FROM Eric Rodenbeck
Stamen uses maps to bring data to life Atlas Of Emotions, an interactive tool designed to build emotional awareness, inviting users to visualize, identify and explore five primary emotions in order to gain a better understanding of how they influence daily life (2016). Project partner: Paul Ekman and His Holiness the Dalai Lama. Photo by Stamen Design The world is awash in data, so some are looking for more creative ways of expressing, or visualizing, it. Stamen, one of the leaders in the field of data visualization and mapping, was just recognized by the Cooper Hewitt Smithsonian Design Museum in New York with a 2017 National Design Award for Interaction Design.

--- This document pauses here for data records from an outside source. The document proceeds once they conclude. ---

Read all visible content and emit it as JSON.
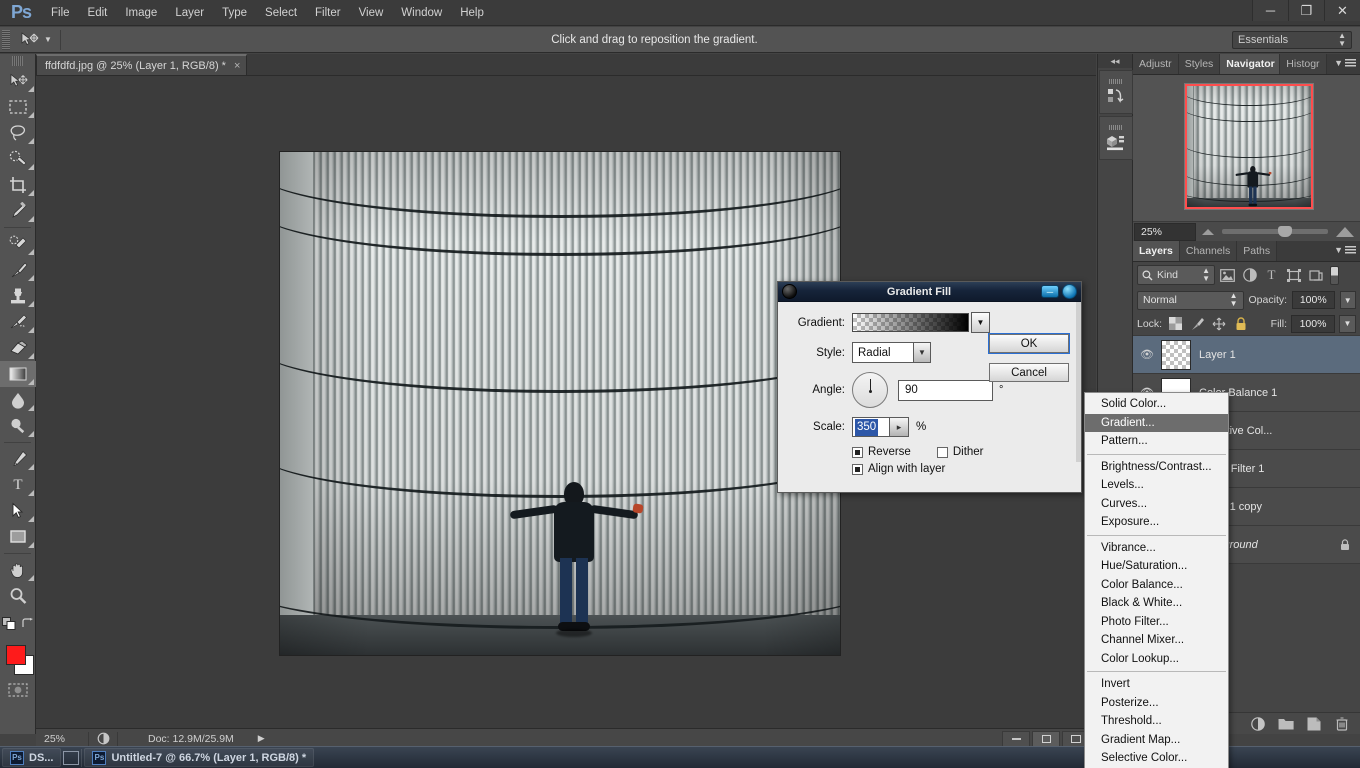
{
  "app": {
    "logo": "Ps",
    "menus": [
      "File",
      "Edit",
      "Image",
      "Layer",
      "Type",
      "Select",
      "Filter",
      "View",
      "Window",
      "Help"
    ],
    "window_buttons": [
      "minimize",
      "restore",
      "close"
    ]
  },
  "options_bar": {
    "tool_icon": "move-tool-icon",
    "hint": "Click and drag to reposition the gradient.",
    "workspace": "Essentials"
  },
  "document": {
    "tab_title": "ffdfdfd.jpg @ 25% (Layer 1, RGB/8) *",
    "close_glyph": "×"
  },
  "toolbar": {
    "tools": [
      {
        "name": "move-tool",
        "glyph": "move"
      },
      {
        "name": "rectangular-marquee-tool",
        "glyph": "marquee"
      },
      {
        "name": "lasso-tool",
        "glyph": "lasso"
      },
      {
        "name": "quick-selection-tool",
        "glyph": "quickselect"
      },
      {
        "name": "crop-tool",
        "glyph": "crop"
      },
      {
        "name": "eyedropper-tool",
        "glyph": "eyedropper"
      },
      {
        "name": "spot-healing-brush-tool",
        "glyph": "healing"
      },
      {
        "name": "brush-tool",
        "glyph": "brush"
      },
      {
        "name": "clone-stamp-tool",
        "glyph": "stamp"
      },
      {
        "name": "history-brush-tool",
        "glyph": "historybrush"
      },
      {
        "name": "eraser-tool",
        "glyph": "eraser"
      },
      {
        "name": "gradient-tool",
        "glyph": "gradient"
      },
      {
        "name": "blur-tool",
        "glyph": "blur"
      },
      {
        "name": "dodge-tool",
        "glyph": "dodge"
      },
      {
        "name": "pen-tool",
        "glyph": "pen"
      },
      {
        "name": "horizontal-type-tool",
        "glyph": "T"
      },
      {
        "name": "path-selection-tool",
        "glyph": "pathselect"
      },
      {
        "name": "rectangle-tool",
        "glyph": "rectangle"
      },
      {
        "name": "hand-tool",
        "glyph": "hand"
      },
      {
        "name": "zoom-tool",
        "glyph": "zoom"
      }
    ],
    "foreground_color": "#fe1b1b",
    "background_color": "#ffffff"
  },
  "status_bar": {
    "zoom": "25%",
    "doc_info": "Doc: 12.9M/25.9M",
    "arrow": "▶"
  },
  "navigator": {
    "tabs": [
      {
        "label": "Adjustr",
        "active": false
      },
      {
        "label": "Styles",
        "active": false
      },
      {
        "label": "Navigator",
        "active": true
      },
      {
        "label": "Histogr",
        "active": false
      }
    ],
    "zoom": "25%"
  },
  "layers_panel": {
    "tabs": [
      {
        "label": "Layers",
        "active": true
      },
      {
        "label": "Channels",
        "active": false
      },
      {
        "label": "Paths",
        "active": false
      }
    ],
    "filter_kind": "Kind",
    "filter_icons": [
      "pixel-filter-icon",
      "adjustment-filter-icon",
      "type-filter-icon",
      "shape-filter-icon",
      "smartobject-filter-icon"
    ],
    "blend_mode": "Normal",
    "opacity_label": "Opacity:",
    "opacity_value": "100%",
    "lock_label": "Lock:",
    "lock_icons": [
      "lock-transparent-icon",
      "lock-image-icon",
      "lock-position-icon",
      "lock-all-icon"
    ],
    "fill_label": "Fill:",
    "fill_value": "100%",
    "layers": [
      {
        "name": "Layer 1",
        "selected": true,
        "thumb": "checker",
        "locked": false,
        "italic": false
      },
      {
        "name": "Color Balance 1",
        "selected": false,
        "thumb": "white",
        "locked": false,
        "italic": false
      },
      {
        "name": "Selective Col...",
        "selected": false,
        "thumb": "white",
        "locked": false,
        "italic": false
      },
      {
        "name": "Photo Filter 1",
        "selected": false,
        "thumb": "white",
        "locked": false,
        "italic": false
      },
      {
        "name": "Layer 1 copy",
        "selected": false,
        "thumb": "image",
        "locked": false,
        "italic": false
      },
      {
        "name": "Background",
        "selected": false,
        "thumb": "image",
        "locked": true,
        "italic": true
      }
    ],
    "footer_icons": [
      "link-layers-icon",
      "layer-style-icon",
      "add-mask-icon",
      "new-adjustment-icon",
      "new-group-icon",
      "new-layer-icon",
      "delete-layer-icon"
    ]
  },
  "dock_strip": {
    "collapse_glyph": "◂◂",
    "buttons": [
      "history-panel-icon",
      "mini-bridge-panel-icon"
    ]
  },
  "dialog": {
    "title": "Gradient Fill",
    "gradient_label": "Gradient:",
    "style_label": "Style:",
    "style_value": "Radial",
    "angle_label": "Angle:",
    "angle_value": "90",
    "angle_unit": "°",
    "scale_label": "Scale:",
    "scale_value": "350",
    "scale_unit": "%",
    "reverse_label": "Reverse",
    "reverse_checked": true,
    "dither_label": "Dither",
    "dither_checked": false,
    "align_label": "Align with layer",
    "align_checked": true,
    "ok_label": "OK",
    "cancel_label": "Cancel"
  },
  "context_menu": {
    "groups": [
      [
        "Solid Color...",
        "Gradient...",
        "Pattern..."
      ],
      [
        "Brightness/Contrast...",
        "Levels...",
        "Curves...",
        "Exposure..."
      ],
      [
        "Vibrance...",
        "Hue/Saturation...",
        "Color Balance...",
        "Black & White...",
        "Photo Filter...",
        "Channel Mixer...",
        "Color Lookup..."
      ],
      [
        "Invert",
        "Posterize...",
        "Threshold...",
        "Gradient Map...",
        "Selective Color..."
      ]
    ],
    "highlighted": "Gradient..."
  },
  "taskbar": {
    "items": [
      {
        "label": "DS...",
        "icon": "ps-icon"
      },
      {
        "label": "Untitled-7 @ 66.7% (Layer 1, RGB/8) *",
        "icon": "ps-icon"
      }
    ]
  },
  "colors": {
    "chrome": "#535353",
    "panel": "#454545",
    "canvas": "#3c3c3c",
    "selection": "#5b6b7d",
    "accent": "#7fa7d4",
    "nav_view_border": "#ff4d4d"
  }
}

Stamen uses everything from animation to interactive, 3-D maps to tell their stories. These include a single day of trading on the NASDAQ, sea level rise, immigration patterns, coalition casualties in Iraq and Afghanistan, and "Facebook Flowers," a visual depiction of how an image spreads virally after George Takei posts it on Facebook. So why are people so in love with maps right now, especially when fewer people can actually read a map? And how does Stamen find the sweet spot between information and art?
Lucia Micarelli: An Evening with Lucia Micarelli Violinist and actress Lucia Micarelli visits The Treatment to discuss her emotive performances as she prepares for PBS' An Evening with Lucia Micarelli.
Securing Public Spaces, Super Wealthy Asians Vehicles are increasingly being used as weapons, as seen in the London Bridge attack over the weekend and in New York’s Times Square last month. The Compton-based company Calpipe is designing security bollards to help make public spaces safer. And novelist Kevin Kwan satirizes the “crazy rich” Asian jet set and their luxurious tastes in his latest book, “Rich People Problems.”
George Saunders: Lincoln in the Bardo (Part I) Lincoln in the Bardo dramatizes a grieving President Lincoln as he visits the grave of his beloved son Willie, who died at age eleven. In the novel, the buried dead believe they're not dead -- "they're sick and refer to their coffins as "sick boxes."
Farewell LA freeways, Peter Shire is back Angelenos don't want more freeways but we seem not to want mass transit either. Metro has killed the 710 freeway extension, and bus and train ridership is down across the region. What's the future of getting around in LA? And, Peter Shire is having a comeback. What attracts a new generation to his playful ceramics and furniture?